The expected output is a copy of every line in the records with the string "Latitude".

Records for this task

····················

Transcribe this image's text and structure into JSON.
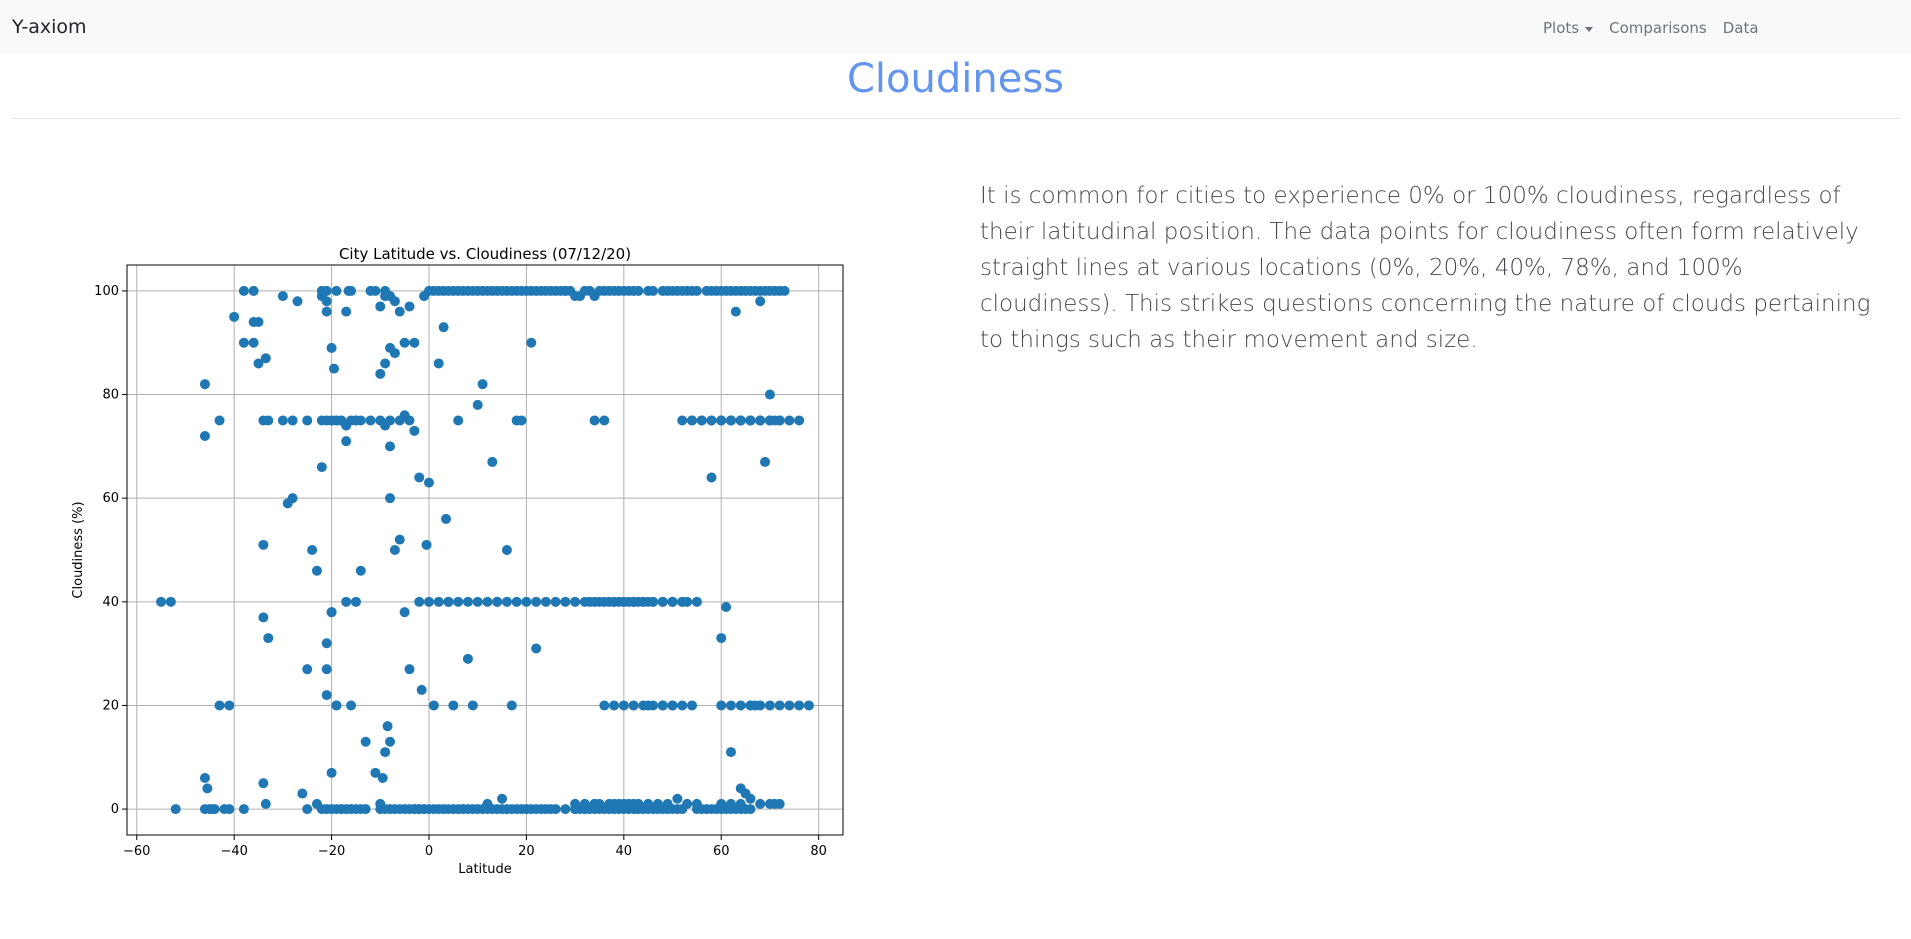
{
  "navbar": {
    "brand": "Y-axiom",
    "items": [
      {
        "label": "Plots",
        "dropdown": true
      },
      {
        "label": "Comparisons",
        "dropdown": false
      },
      {
        "label": "Data",
        "dropdown": false
      }
    ]
  },
  "page_title": "Cloudiness",
  "description": "It is common for cities to experience 0% or 100% cloudiness, regardless of their latitudinal position. The data points for cloudiness often form relatively straight lines at various locations (0%, 20%, 40%, 78%, and 100% cloudiness). This strikes questions concerning the nature of clouds pertaining to things such as their movement and size.",
  "colors": {
    "accent": "#6495ed",
    "points": "#1f77b4",
    "navbar_bg": "#f8f9fa"
  },
  "chart_data": {
    "type": "scatter",
    "title": "City Latitude vs. Cloudiness (07/12/20)",
    "xlabel": "Latitude",
    "ylabel": "Cloudiness (%)",
    "xlim": [
      -62,
      85
    ],
    "ylim": [
      -5,
      105
    ],
    "x_ticks": [
      -60,
      -40,
      -20,
      0,
      20,
      40,
      60,
      80
    ],
    "y_ticks": [
      0,
      20,
      40,
      60,
      80,
      100
    ],
    "grid": true,
    "point_color": "#1f77b4",
    "x": [
      -55,
      -53,
      -52,
      -46,
      -46,
      -45.5,
      -45,
      -44.5,
      -43,
      -42,
      -41,
      -46,
      -46,
      -44,
      -43,
      -41,
      -40,
      -38,
      -38,
      -38,
      -36,
      -36,
      -36,
      -35,
      -35,
      -34,
      -34,
      -34,
      -33.5,
      -34,
      -33.5,
      -33,
      -30,
      -29,
      -28,
      -27,
      -26,
      -25,
      -24,
      -23,
      -22,
      -22,
      -21,
      -21,
      -21,
      -20,
      -20,
      -19.5,
      -19,
      -19,
      -18,
      -18,
      -17,
      -16.5,
      -16,
      -15,
      -14,
      -13,
      -12,
      -11,
      -10,
      -9.5,
      -9,
      -8.5,
      -8,
      -7,
      -6,
      -5,
      -4,
      -3,
      -2,
      -1.5,
      -1,
      -0.5,
      0,
      1,
      2,
      3,
      3.5,
      4,
      5,
      6,
      7,
      8,
      9,
      10,
      11,
      12,
      13,
      14,
      15,
      16,
      17,
      18,
      19,
      20,
      21,
      22,
      -21,
      -20,
      -19,
      -21,
      -20,
      -19,
      -22,
      -21,
      -20,
      -19,
      -17,
      -16,
      -15,
      -17,
      -16,
      -15,
      -11,
      -10,
      -9,
      -8,
      -7,
      -6,
      -5,
      -4,
      -3,
      -9,
      -8,
      -9,
      -8,
      -7,
      -5,
      -10,
      -9,
      -8,
      -22,
      -21,
      -17,
      -23,
      -25,
      -21,
      -20,
      -19,
      -18,
      -17,
      -16,
      -15,
      -14,
      -13,
      -10,
      -9,
      -8,
      -7,
      -6,
      -5,
      -4,
      -3,
      -2,
      -1,
      0,
      1,
      2,
      3,
      4,
      5,
      6,
      7,
      8,
      9,
      10,
      11,
      12,
      13,
      14,
      15,
      16,
      17,
      18,
      19,
      20,
      21,
      22,
      23,
      24,
      25,
      26,
      -3,
      -2,
      -1,
      0,
      1,
      2,
      3,
      4,
      5,
      6,
      7,
      8,
      9,
      10,
      11,
      12,
      13,
      14,
      15,
      16,
      17,
      18,
      19,
      20,
      21,
      22,
      23,
      24,
      25,
      26,
      27,
      28,
      30,
      31,
      32,
      33,
      34,
      35,
      36,
      37,
      38,
      39,
      40,
      41,
      42,
      43,
      45,
      46,
      48,
      49,
      50,
      51,
      52,
      53,
      54,
      55,
      57,
      58,
      59,
      60,
      61,
      62,
      63,
      64,
      65,
      66,
      67,
      68,
      69,
      70,
      71,
      72,
      73,
      28,
      29,
      30,
      31,
      32,
      33,
      34,
      35,
      36,
      37,
      38,
      39,
      40,
      41,
      42,
      43,
      44,
      45,
      46,
      47,
      48,
      49,
      50,
      51,
      52,
      55,
      56,
      57,
      58,
      59,
      60,
      61,
      62,
      63,
      64,
      65,
      66,
      28,
      30,
      32,
      34,
      35,
      37,
      38,
      39,
      40,
      41,
      42,
      43,
      45,
      47,
      49,
      51,
      53,
      55,
      60,
      62,
      64,
      66,
      68,
      70,
      71,
      72,
      30,
      32,
      34,
      36,
      38,
      40,
      42,
      44,
      46,
      48,
      50,
      52,
      54,
      60,
      62,
      64,
      66,
      68,
      70,
      72,
      74,
      76,
      78,
      45,
      48,
      50,
      52,
      54,
      56,
      58,
      60,
      62,
      64,
      66,
      68,
      70,
      72,
      74,
      76,
      60,
      62,
      64,
      66,
      68,
      70,
      71,
      72,
      34,
      36,
      38,
      40,
      42,
      44,
      46,
      48,
      50,
      52,
      54,
      56,
      58,
      60,
      62,
      64,
      66,
      68,
      70,
      -33,
      -30,
      -28,
      -25,
      -22,
      -21,
      -20,
      -18,
      -16,
      -14,
      -12,
      -10,
      -8,
      -6,
      -4,
      -2,
      0,
      2,
      4,
      6,
      8,
      10,
      12,
      14,
      16,
      18,
      20,
      22,
      24,
      26,
      28,
      30,
      32,
      33,
      34,
      35,
      36,
      37,
      38,
      39,
      40,
      41,
      42,
      43,
      44,
      45,
      46,
      48,
      50,
      52,
      53,
      55,
      58,
      60,
      61,
      62,
      63,
      64,
      65,
      66,
      67,
      68,
      69,
      70
    ],
    "y": [
      40,
      40,
      0,
      6,
      0,
      4,
      0,
      0,
      20,
      0,
      0,
      82,
      72,
      0,
      75,
      20,
      95,
      0,
      100,
      90,
      94,
      90,
      100,
      86,
      94,
      75,
      51,
      37,
      87,
      5,
      1,
      33,
      99,
      59,
      60,
      98,
      3,
      27,
      50,
      46,
      0,
      66,
      22,
      27,
      32,
      7,
      38,
      85,
      75,
      20,
      0,
      75,
      74,
      100,
      0,
      40,
      46,
      13,
      100,
      7,
      1,
      6,
      11,
      16,
      13,
      50,
      52,
      38,
      27,
      73,
      64,
      23,
      0,
      51,
      63,
      20,
      86,
      93,
      56,
      40,
      20,
      75,
      0,
      29,
      20,
      78,
      82,
      1,
      67,
      40,
      2,
      50,
      20,
      75,
      75,
      0,
      90,
      31,
      0,
      38,
      20,
      100,
      75,
      100,
      100,
      96,
      89,
      75,
      96,
      20,
      75,
      40,
      100,
      75,
      100,
      97,
      99,
      99,
      88,
      96,
      90,
      97,
      90,
      100,
      89,
      86,
      70,
      98,
      76,
      84,
      74,
      60,
      99,
      98,
      71,
      1,
      0,
      0,
      0,
      0,
      0,
      0,
      0,
      0,
      0,
      0,
      0,
      0,
      0,
      0,
      0,
      0,
      0,
      0,
      0,
      0,
      0,
      0,
      0,
      0,
      0,
      0,
      0,
      0,
      0,
      0,
      0,
      0,
      0,
      0,
      0,
      0,
      0,
      0,
      0,
      0,
      0,
      0,
      0,
      0,
      0,
      0,
      0,
      0,
      0,
      99,
      100,
      100,
      100,
      100,
      100,
      100,
      100,
      100,
      100,
      100,
      100,
      100,
      100,
      100,
      100,
      100,
      100,
      100,
      100,
      100,
      100,
      100,
      100,
      100,
      100,
      100,
      100,
      100,
      100,
      99,
      99,
      100,
      100,
      99,
      100,
      100,
      100,
      100,
      100,
      100,
      100,
      100,
      100,
      100,
      100,
      100,
      100,
      100,
      100,
      100,
      100,
      100,
      100,
      100,
      100,
      100,
      100,
      100,
      100,
      100,
      100,
      100,
      100,
      100,
      100,
      100,
      100,
      100,
      100,
      100,
      100,
      100,
      0,
      0,
      0,
      0,
      0,
      0,
      0,
      0,
      0,
      0,
      0,
      0,
      0,
      0,
      0,
      0,
      0,
      0,
      0,
      0,
      0,
      0,
      0,
      0,
      0,
      0,
      0,
      0,
      0,
      0,
      0,
      0,
      0,
      0,
      0,
      0,
      0,
      0,
      1,
      1,
      1,
      1,
      1,
      1,
      1,
      1,
      1,
      1,
      1,
      1,
      2,
      1,
      1,
      1,
      1,
      1,
      2,
      1,
      1,
      1,
      1,
      1,
      1,
      1,
      20,
      20,
      20,
      20,
      20,
      20,
      20,
      20,
      20,
      20,
      20,
      20,
      20,
      20,
      20,
      20,
      20,
      20,
      20,
      20,
      20,
      20,
      20,
      75,
      75,
      75,
      75,
      75,
      75,
      75,
      75,
      75,
      75,
      75,
      75,
      75,
      75,
      75,
      75,
      75,
      75,
      75,
      75,
      75,
      75,
      75,
      40,
      40,
      40,
      40,
      40,
      40,
      40,
      40,
      75,
      75,
      75,
      75,
      75,
      75,
      75,
      75,
      75,
      75,
      75,
      75,
      75,
      75,
      75,
      75,
      75,
      75,
      75,
      75,
      75,
      75,
      75,
      75,
      40,
      40,
      40,
      40,
      40,
      40,
      40,
      40,
      40,
      40,
      40,
      40,
      40,
      40,
      40,
      40,
      40,
      40,
      40,
      40,
      40,
      40,
      40,
      40,
      40,
      40,
      40,
      40,
      40,
      40,
      40,
      40,
      40,
      40,
      40,
      40,
      40,
      64,
      33,
      39,
      11,
      96,
      4,
      3,
      20,
      20,
      98,
      67,
      80,
      86,
      70,
      65,
      89,
      90,
      90,
      70,
      68,
      88,
      75,
      96,
      76,
      58,
      98,
      83,
      50,
      91,
      89,
      78,
      63
    ]
  }
}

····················

Answer to this problem
    "title": "City Latitude vs. Cloudiness (07/12/20)",
    "xlabel": "Latitude",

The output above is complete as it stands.